There were lots of rocks and lots of tracks. Below is one of the longer tracks made by a bigger rock.

One large rock, two tracks. Very odd.

After a bit of wandering to examine rocks and tracks, we headed back north across the playa, on a line a bit west of our line south. Rocks and tracks were seen along the way. The most interesting track was the almost perfect circle I showed at the top of the article. Here’s our trek.

We were on the playa for 2 hours and 35 minutes, traveling 5.7 miles. Once back, we put our gear away, then started north. Here are some photos along the way. All except the multi-headed barrel photos were taken on the way out, when we were more willing to stop and look around.

Again, most of the road was good, like this.
Scraggly Joshua Trees
A few looked better
A multi-headed barrel cactus

Even with stops, we may have driven out faster than we went in because I was more confident of road conditions. Once we picked up the paved road at Ubehebe Crater, it was an hour or less to Furnace Creek. We had another pleasant, albeit expensive dinner at The Last Kind Words Saloon.

The next day, we went a short distance south on the unpaved West Side Road in Death Valley itself to a road my wife found on the maps that she wanted us to drive up a bit, then walk into the mouth of one of the big canyons coming off the Panamint Range. That road was significantly nastier than the one the day previous. Here’s a photo of Death Valley from that trek.

The pale area above my wife’s head, slightly to the right, is Badwater Basin itself, as larger or larger than Racetrack Playa. Death Valley’s below-sea-level floor extends beyond the photo in both directions. Those are the mountains of the Amargosa Range in the background. Clearly, DV is on a different scale than the Racetrack.

I didn’t read the Park Service’s page on the Racetrack until after we came home. Once past the dire warnings, the page had a pretty interesting description of the work by Richard Norris, James Norris, and others that has solved much of the mystery regarding how the rocks more. They wired up rocks for remote monitoring, but Richard and James were actually lucky enough to visit the playa when a move event occurred. In brief, there needed to be enough rain in the winter to cause a layer of water on the playa. Then a freeze was needed. When it started to warm and the sheets of ice started to break up and move in surprisingly light winds, the rocks embedded in those sheets moved as well across the very slippery wet mud surface of the playa. The sheets of ice could also leave tracks, which explained the tracks we found with no rocks.

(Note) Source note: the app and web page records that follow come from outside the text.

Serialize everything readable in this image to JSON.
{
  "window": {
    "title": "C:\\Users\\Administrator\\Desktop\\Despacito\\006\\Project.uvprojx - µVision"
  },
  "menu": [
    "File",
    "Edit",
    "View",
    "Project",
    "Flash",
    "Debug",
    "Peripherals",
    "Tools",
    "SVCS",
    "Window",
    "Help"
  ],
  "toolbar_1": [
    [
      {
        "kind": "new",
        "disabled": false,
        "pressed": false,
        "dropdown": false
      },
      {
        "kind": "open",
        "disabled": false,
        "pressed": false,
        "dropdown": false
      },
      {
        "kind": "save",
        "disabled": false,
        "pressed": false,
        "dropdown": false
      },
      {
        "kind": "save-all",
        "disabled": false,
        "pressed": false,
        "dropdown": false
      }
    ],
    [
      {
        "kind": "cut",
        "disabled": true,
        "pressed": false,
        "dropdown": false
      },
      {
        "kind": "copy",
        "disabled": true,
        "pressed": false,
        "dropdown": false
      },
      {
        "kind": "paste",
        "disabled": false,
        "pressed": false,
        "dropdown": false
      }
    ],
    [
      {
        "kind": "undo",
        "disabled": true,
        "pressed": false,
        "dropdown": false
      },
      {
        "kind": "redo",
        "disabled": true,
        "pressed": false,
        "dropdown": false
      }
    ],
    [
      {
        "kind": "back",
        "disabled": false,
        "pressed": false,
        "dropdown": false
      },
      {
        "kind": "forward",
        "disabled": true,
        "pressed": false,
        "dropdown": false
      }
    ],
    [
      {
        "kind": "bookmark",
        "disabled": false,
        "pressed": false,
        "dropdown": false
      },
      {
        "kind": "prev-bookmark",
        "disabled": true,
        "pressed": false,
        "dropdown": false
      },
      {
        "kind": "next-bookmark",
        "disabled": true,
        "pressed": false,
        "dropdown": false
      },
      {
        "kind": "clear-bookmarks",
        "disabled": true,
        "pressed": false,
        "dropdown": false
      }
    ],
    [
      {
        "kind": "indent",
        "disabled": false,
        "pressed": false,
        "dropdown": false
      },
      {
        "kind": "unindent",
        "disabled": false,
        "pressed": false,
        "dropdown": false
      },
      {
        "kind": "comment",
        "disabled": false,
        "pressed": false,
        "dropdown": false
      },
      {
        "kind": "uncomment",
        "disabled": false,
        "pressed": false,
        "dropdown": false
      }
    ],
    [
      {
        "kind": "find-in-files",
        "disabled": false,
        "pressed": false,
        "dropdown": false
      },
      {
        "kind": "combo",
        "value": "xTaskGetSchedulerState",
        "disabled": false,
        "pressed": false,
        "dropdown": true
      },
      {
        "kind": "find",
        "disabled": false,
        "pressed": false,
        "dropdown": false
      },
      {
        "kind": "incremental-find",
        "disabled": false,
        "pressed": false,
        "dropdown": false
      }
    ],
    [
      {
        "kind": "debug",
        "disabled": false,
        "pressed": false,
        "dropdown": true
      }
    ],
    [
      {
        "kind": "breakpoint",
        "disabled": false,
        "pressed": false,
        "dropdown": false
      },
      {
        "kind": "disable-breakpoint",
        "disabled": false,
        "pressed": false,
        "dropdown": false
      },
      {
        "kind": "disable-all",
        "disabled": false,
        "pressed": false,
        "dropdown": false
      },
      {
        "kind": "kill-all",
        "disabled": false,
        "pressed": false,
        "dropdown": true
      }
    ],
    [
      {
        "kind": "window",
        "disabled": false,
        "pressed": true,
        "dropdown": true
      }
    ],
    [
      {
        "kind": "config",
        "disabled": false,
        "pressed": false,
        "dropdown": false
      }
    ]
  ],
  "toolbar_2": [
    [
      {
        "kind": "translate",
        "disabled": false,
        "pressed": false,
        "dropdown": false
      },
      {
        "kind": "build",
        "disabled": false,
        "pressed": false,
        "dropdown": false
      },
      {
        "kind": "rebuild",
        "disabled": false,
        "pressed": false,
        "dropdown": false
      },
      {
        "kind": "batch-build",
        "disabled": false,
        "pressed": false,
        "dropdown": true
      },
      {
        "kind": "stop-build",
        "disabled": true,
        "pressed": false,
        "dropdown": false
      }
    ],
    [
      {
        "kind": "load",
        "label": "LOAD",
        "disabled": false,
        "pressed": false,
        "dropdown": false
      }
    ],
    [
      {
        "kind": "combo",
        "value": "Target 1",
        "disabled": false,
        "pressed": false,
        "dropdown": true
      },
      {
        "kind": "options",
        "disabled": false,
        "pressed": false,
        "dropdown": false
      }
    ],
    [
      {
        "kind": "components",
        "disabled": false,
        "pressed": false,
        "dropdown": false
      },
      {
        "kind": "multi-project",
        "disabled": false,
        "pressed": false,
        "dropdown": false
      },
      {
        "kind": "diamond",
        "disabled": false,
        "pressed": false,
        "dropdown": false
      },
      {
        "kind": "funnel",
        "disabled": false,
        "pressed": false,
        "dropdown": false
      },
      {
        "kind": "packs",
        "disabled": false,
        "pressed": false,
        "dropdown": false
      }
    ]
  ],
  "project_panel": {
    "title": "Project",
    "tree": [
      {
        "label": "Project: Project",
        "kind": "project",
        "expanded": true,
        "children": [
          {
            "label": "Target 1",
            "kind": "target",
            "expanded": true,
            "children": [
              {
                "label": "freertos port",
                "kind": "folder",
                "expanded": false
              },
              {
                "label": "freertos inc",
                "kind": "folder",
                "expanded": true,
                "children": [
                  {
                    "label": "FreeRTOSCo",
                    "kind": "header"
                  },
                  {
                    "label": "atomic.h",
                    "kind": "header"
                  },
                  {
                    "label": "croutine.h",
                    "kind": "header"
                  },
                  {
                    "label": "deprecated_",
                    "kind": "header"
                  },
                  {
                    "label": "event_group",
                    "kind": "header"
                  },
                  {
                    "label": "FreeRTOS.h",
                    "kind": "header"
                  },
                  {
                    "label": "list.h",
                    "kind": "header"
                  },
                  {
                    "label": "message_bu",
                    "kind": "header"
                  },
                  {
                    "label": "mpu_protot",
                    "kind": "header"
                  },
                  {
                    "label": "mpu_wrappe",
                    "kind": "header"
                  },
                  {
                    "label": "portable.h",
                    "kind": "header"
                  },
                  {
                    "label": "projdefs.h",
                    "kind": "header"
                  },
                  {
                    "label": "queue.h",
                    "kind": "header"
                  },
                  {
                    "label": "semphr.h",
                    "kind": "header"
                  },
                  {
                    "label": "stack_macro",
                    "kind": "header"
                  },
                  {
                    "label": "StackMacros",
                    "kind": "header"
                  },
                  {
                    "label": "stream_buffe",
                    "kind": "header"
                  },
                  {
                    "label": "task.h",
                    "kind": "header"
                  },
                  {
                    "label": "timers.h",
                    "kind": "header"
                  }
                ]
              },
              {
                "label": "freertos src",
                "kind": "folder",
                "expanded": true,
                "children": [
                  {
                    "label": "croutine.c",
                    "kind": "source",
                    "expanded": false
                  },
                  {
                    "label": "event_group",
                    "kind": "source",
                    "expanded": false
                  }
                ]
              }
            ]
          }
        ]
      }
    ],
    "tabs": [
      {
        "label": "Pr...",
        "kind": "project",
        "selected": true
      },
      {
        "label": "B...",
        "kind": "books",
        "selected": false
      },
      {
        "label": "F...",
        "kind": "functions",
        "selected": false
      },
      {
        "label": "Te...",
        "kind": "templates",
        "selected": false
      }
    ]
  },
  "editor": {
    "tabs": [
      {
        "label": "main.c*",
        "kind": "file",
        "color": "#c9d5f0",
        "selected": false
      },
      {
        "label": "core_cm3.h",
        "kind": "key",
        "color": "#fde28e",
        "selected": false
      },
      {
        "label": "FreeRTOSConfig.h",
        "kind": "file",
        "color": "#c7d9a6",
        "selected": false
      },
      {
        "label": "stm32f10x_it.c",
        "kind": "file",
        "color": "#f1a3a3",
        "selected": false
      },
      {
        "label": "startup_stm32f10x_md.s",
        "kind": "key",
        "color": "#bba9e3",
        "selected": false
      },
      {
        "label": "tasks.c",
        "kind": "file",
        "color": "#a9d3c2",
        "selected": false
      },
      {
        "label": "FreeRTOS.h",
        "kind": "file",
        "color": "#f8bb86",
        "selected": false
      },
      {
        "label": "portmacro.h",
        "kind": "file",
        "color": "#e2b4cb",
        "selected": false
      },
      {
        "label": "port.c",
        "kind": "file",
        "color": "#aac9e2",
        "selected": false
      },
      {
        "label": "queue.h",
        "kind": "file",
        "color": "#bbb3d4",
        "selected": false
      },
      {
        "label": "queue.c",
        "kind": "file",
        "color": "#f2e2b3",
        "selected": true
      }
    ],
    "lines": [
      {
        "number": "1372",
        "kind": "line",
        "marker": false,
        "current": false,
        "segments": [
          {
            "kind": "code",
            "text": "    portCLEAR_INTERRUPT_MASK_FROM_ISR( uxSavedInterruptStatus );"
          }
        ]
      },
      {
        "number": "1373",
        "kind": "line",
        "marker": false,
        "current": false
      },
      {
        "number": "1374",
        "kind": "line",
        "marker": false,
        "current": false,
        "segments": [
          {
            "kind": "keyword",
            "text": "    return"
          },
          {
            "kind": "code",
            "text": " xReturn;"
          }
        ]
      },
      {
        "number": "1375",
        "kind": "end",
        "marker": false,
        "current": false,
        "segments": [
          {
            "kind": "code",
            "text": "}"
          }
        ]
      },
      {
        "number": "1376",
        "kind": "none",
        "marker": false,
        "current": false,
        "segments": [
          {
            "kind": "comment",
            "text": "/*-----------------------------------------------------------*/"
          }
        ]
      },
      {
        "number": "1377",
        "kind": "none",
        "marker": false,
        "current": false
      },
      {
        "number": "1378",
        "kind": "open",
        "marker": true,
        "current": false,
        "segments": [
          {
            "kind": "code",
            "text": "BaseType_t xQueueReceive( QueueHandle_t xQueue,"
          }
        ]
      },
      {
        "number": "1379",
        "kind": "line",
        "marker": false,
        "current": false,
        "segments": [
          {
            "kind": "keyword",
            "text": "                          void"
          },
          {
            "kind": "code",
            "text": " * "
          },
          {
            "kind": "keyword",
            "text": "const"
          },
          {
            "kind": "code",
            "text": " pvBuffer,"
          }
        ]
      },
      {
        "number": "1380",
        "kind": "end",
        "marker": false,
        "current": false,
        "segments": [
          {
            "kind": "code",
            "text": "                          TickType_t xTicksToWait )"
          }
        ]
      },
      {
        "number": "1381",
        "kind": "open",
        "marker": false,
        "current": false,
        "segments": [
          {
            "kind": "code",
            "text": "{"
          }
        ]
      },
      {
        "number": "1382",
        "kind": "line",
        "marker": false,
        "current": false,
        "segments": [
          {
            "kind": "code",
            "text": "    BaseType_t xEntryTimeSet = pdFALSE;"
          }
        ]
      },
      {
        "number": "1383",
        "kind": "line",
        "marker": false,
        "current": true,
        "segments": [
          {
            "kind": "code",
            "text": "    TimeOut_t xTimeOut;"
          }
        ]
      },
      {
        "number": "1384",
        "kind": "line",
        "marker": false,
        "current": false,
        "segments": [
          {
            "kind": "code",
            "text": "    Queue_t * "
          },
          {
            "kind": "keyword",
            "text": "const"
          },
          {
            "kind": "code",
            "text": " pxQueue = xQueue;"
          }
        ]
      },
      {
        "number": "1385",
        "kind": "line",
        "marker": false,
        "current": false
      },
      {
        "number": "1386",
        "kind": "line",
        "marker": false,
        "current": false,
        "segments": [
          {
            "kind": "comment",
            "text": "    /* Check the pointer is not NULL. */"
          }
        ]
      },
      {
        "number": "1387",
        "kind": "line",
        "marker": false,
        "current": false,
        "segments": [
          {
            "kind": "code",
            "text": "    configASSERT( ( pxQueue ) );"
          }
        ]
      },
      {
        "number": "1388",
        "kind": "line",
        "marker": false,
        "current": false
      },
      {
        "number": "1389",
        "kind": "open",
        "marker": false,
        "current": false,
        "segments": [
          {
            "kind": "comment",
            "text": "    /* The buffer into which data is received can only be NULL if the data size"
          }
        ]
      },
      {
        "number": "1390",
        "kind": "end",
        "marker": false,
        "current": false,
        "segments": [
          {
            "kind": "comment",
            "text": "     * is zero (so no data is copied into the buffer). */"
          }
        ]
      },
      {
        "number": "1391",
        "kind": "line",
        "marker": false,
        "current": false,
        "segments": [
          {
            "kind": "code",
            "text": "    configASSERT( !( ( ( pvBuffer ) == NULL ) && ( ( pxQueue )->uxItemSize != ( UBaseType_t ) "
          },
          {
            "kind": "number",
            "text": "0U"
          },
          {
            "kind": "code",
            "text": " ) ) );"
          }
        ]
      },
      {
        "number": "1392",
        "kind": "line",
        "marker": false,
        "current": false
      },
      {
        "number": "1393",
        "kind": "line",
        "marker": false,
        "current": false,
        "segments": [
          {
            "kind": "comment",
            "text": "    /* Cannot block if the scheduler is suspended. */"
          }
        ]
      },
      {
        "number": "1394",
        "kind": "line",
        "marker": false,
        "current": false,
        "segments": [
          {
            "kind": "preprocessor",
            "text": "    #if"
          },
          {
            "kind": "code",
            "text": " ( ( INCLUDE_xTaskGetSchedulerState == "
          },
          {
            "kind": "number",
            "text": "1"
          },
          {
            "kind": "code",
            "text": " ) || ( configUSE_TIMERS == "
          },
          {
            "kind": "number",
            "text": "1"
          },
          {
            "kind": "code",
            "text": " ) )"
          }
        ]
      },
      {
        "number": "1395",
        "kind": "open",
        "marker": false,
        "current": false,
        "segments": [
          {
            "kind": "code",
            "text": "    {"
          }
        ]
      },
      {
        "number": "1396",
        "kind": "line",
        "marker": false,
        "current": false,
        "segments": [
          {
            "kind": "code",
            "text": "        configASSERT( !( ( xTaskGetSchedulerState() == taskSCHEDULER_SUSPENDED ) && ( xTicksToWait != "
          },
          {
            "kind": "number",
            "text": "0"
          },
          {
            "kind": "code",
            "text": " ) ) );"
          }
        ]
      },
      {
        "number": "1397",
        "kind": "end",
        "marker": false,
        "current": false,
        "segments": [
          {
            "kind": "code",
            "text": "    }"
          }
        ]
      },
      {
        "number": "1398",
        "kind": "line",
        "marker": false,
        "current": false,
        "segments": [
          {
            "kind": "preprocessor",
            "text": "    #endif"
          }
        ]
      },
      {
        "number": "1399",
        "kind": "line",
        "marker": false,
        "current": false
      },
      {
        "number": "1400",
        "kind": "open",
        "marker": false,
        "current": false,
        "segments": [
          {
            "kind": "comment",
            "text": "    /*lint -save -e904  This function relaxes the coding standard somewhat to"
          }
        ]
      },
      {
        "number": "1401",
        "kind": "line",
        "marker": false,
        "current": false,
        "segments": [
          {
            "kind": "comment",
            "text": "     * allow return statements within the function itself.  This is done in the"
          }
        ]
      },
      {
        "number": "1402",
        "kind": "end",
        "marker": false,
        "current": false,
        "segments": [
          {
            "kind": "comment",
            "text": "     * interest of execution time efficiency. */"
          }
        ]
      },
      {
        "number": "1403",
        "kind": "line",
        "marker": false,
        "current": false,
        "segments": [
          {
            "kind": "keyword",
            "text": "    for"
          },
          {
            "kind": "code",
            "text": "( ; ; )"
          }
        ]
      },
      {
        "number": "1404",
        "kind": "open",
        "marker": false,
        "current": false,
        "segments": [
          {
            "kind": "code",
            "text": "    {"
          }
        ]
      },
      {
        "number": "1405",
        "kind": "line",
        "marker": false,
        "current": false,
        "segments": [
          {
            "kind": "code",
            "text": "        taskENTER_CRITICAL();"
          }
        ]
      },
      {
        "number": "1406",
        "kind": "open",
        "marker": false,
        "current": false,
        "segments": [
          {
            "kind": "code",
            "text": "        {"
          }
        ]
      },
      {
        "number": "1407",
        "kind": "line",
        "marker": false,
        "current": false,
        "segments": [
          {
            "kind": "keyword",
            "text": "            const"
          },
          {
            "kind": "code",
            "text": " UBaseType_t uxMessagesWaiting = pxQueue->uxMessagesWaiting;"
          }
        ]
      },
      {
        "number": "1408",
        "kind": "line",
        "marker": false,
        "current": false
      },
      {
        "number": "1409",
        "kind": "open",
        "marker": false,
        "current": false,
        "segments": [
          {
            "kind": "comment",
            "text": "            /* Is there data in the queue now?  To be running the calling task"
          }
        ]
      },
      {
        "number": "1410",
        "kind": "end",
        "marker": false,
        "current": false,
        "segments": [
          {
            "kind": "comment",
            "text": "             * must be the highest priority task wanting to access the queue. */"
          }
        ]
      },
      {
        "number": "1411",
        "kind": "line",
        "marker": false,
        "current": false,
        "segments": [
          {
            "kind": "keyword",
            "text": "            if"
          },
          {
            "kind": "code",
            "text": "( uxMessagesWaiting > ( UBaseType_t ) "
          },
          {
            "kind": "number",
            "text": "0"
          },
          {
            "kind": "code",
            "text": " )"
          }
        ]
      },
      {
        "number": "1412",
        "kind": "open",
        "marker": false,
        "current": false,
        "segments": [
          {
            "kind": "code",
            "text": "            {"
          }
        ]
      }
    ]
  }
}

We want to go back to the Racetrack. Rocks or not, it’s a fascinating part of Death Valley National Park. It’s 3990 feet higher than Badwater Basin, which suggests it is practical to visit in the summer if one is prepared and careful. Google searches claim it typically only gets a bit over 100, which is not bad for someone from Tucson. The hike to Ubehebe Peak looks interesting. My wife talked about a run around the perimeter. For that matter, she noticed the road to the Racetrack was a bit shy of the marathon distance. There are springs to find and trace. There’s more to explore further south. I am mystified by the concerns about the road into the Racetrack, but in fairness I am experienced with poor backroads in the American Southwest. One should still be careful, as many people have come to grief in Death Valley and its environs.